One of the neat things about a split LP is that it’s kind of like getting two EPs. Especially since the format lends itself to playing whichever side you’re in the mood for. The moods of these two sides are very different indeed, making it a record you could pull out often. All the more surprising if you take into account that much of the band lineup is identical on both sides, modulo a couple guitarists. The versatile engineering of Luke Tweedy at Flat Black Studios, where both sides were recorded last October (reportedly in one very quick, very live session), certainly doesn’t hurt.
If Joe Jack’s side of the record is a pick-me-up for rainy days, Sam’s side is another kind of mood enhancer, one you’d use to prepare for either a night of fucking shit up or a day when you have shit to do and may need to push some fuckers out of your way to do it. Though the songwriter and lead vocalist, with The Boo-Hoos, Sam seems to be operating chiefly as instigator to a project of rocking out as hard as possible, with his vocals sometimes pushed almost to the background, and as usual for him taking on various taunting falsettos and bellows. As interesting and welcome as it is to see Sam working in a loud rock format again, it was a bit harder to really get on the split 7″ with Mumfords, but the project seems to have really come into its own here. The seven quick songs showcase the band with a big guitar sound and sweaty rock and roll energy, reminiscent of The Pixies’ swan-song album Trompe Le Monde but with more satirical lyrics.
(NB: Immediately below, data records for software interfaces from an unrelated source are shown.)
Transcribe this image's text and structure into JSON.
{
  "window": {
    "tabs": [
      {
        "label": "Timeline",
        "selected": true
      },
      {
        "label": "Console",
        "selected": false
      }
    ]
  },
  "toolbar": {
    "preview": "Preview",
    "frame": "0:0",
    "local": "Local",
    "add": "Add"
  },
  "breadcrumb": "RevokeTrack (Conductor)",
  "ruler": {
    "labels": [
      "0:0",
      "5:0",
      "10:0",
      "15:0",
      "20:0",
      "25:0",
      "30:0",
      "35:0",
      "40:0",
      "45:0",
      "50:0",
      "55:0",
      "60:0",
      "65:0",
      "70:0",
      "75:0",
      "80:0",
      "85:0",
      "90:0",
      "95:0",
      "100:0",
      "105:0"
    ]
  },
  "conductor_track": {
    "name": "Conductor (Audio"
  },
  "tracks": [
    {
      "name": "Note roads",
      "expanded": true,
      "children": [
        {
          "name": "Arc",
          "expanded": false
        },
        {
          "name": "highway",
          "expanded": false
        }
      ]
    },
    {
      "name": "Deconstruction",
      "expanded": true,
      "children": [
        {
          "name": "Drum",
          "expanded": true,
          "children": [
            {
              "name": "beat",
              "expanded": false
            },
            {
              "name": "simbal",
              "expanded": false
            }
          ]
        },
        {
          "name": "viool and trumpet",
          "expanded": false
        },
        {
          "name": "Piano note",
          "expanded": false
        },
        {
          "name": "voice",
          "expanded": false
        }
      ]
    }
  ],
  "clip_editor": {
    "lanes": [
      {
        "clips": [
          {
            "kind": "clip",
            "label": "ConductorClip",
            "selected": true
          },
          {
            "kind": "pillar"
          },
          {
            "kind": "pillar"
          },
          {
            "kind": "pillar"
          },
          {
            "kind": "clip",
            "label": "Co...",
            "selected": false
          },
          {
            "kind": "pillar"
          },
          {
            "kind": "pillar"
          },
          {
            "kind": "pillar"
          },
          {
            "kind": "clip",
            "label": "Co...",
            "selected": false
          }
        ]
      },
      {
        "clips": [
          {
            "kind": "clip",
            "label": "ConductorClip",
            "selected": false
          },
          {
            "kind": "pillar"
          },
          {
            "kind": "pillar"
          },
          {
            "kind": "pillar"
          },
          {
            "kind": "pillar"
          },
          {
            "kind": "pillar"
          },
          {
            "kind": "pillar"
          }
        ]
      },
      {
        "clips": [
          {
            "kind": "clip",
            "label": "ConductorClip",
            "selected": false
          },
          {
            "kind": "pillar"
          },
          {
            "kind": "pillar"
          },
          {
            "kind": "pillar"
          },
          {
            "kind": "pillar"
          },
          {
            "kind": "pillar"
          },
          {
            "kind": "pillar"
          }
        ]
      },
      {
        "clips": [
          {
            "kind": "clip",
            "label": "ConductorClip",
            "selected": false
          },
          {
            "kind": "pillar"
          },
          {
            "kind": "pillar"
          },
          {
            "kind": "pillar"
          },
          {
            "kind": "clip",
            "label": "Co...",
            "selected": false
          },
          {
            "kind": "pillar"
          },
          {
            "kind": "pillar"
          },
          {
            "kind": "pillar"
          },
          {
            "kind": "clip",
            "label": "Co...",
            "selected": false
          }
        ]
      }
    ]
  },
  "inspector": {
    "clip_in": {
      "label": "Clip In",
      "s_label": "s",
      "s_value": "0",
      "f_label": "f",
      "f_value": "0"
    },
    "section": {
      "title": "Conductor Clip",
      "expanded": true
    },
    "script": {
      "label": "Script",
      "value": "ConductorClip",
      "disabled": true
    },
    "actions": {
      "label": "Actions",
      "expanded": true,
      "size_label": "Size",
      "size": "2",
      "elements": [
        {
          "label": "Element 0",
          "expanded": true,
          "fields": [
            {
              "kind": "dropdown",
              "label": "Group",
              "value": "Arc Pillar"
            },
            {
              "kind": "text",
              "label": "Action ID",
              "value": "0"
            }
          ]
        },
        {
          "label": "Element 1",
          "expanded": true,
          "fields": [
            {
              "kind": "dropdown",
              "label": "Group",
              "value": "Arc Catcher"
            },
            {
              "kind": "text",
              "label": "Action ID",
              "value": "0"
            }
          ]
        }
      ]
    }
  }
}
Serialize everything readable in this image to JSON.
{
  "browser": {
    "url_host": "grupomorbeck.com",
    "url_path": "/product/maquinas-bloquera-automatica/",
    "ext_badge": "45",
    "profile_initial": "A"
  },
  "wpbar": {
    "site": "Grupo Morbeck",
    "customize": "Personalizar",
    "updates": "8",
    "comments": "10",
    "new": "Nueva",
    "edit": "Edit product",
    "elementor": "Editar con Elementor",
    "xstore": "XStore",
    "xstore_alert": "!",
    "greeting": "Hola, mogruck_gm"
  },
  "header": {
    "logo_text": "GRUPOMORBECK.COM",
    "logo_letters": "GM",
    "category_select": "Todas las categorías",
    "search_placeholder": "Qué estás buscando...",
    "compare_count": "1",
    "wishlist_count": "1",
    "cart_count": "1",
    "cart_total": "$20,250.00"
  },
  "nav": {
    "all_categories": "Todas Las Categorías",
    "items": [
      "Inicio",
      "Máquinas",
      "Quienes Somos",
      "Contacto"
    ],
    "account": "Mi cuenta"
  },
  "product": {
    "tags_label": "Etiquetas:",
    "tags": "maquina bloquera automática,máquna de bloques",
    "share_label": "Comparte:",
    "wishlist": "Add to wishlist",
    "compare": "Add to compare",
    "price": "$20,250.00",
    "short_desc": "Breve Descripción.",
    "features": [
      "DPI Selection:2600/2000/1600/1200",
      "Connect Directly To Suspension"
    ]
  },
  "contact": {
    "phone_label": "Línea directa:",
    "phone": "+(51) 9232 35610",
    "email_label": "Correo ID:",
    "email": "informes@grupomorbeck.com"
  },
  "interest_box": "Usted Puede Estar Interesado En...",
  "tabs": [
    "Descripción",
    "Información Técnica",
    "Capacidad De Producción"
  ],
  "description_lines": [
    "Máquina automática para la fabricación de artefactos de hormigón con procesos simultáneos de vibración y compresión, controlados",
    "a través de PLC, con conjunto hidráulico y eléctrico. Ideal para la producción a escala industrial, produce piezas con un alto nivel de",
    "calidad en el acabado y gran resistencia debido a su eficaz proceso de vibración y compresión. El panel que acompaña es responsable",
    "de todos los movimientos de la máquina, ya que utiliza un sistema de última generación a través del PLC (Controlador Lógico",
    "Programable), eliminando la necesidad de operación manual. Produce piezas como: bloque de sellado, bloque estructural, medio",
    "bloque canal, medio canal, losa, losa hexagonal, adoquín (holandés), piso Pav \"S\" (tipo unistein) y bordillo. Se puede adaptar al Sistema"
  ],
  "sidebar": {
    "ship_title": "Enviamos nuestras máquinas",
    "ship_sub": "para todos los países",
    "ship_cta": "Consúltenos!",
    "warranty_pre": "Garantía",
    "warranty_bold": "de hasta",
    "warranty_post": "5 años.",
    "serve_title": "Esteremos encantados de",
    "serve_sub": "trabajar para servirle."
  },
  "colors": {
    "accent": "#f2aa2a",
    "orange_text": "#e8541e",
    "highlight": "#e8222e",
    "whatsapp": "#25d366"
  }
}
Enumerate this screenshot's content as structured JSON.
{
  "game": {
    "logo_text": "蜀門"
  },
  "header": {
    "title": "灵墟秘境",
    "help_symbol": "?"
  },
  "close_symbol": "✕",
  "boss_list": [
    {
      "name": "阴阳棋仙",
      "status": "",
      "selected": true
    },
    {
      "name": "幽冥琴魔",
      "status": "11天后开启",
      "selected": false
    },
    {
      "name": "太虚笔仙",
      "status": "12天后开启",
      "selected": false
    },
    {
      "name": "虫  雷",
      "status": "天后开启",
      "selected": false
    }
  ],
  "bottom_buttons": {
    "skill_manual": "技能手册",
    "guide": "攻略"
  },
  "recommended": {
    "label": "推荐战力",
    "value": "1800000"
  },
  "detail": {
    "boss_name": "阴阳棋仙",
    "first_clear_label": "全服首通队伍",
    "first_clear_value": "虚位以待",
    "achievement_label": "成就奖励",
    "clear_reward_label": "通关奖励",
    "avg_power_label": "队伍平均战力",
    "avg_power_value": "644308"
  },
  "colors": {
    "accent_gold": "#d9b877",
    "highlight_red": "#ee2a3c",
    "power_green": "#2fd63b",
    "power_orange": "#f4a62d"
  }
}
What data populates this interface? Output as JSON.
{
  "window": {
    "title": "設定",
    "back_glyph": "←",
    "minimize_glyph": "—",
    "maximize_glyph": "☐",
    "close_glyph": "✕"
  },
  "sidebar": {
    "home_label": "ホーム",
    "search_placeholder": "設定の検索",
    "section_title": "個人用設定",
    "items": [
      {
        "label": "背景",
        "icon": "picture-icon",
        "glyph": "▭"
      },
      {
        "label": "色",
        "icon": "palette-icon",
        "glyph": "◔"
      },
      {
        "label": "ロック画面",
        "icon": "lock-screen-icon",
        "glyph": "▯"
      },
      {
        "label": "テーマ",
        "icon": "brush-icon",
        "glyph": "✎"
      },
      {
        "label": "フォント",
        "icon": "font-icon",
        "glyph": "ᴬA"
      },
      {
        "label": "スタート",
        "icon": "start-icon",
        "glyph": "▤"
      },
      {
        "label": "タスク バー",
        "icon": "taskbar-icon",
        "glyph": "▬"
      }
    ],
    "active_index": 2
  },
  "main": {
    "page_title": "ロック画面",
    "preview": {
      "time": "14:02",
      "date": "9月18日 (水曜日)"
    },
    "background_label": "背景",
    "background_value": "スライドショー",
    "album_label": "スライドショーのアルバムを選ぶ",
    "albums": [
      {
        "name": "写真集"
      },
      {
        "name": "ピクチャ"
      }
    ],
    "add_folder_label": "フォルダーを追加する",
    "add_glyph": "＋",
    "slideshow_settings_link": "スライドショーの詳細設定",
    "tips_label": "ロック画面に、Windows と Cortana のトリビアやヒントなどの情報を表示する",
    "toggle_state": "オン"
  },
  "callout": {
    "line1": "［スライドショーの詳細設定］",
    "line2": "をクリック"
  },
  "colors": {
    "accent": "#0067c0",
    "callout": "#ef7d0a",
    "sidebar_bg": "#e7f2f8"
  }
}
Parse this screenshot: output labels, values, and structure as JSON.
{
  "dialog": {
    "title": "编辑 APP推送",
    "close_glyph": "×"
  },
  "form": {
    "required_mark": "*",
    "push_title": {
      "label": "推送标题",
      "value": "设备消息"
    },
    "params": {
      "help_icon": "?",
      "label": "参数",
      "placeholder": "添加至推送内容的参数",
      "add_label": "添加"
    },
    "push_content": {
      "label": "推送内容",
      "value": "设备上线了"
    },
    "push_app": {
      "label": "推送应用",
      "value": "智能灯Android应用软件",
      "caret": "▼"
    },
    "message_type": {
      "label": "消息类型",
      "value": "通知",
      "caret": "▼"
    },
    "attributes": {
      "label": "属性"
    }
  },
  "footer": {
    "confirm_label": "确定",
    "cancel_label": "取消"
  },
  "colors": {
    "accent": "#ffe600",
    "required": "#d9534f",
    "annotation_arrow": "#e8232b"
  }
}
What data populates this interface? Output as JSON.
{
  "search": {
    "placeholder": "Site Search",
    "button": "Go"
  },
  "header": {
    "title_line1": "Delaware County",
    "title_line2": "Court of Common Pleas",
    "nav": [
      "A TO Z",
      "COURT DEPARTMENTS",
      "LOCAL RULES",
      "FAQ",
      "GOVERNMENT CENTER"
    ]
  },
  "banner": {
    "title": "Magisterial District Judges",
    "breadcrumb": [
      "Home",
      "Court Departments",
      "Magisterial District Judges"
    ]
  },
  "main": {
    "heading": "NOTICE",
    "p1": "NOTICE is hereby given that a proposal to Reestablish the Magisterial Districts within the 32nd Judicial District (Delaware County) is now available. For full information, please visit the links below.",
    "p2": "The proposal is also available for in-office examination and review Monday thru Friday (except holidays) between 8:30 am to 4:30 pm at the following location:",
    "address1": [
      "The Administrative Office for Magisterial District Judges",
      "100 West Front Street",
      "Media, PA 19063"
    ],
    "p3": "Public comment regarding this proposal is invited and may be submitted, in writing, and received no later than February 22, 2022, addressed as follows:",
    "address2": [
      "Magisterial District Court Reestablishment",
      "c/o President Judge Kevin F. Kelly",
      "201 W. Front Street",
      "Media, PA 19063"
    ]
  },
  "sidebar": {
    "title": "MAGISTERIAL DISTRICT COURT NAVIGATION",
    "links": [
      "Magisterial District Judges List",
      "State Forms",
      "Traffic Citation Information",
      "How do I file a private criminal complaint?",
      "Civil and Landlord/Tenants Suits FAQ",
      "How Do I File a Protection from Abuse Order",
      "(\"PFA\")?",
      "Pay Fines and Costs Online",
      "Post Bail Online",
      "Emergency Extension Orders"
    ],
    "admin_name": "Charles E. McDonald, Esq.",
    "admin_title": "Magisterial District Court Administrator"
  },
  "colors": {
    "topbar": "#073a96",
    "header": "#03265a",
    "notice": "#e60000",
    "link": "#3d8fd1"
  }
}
Sam presents a Luddite alternate history in “This Edison Nightmare,” presents warfare as a dance craze in “Do The Pinewood Box,” and looks back fondly on some sort of riot on the infectious “Fine Was The Night.” Joe Jack Talcum guests on keyboards, harmonica, or additional vocals on a few of the songs.
I’m struggling for a good wrap-up paragraph that doesn’t just boil down to “this thing sounds really great” so I’ll just reiterate my suggestion that you go see these guys on this tour.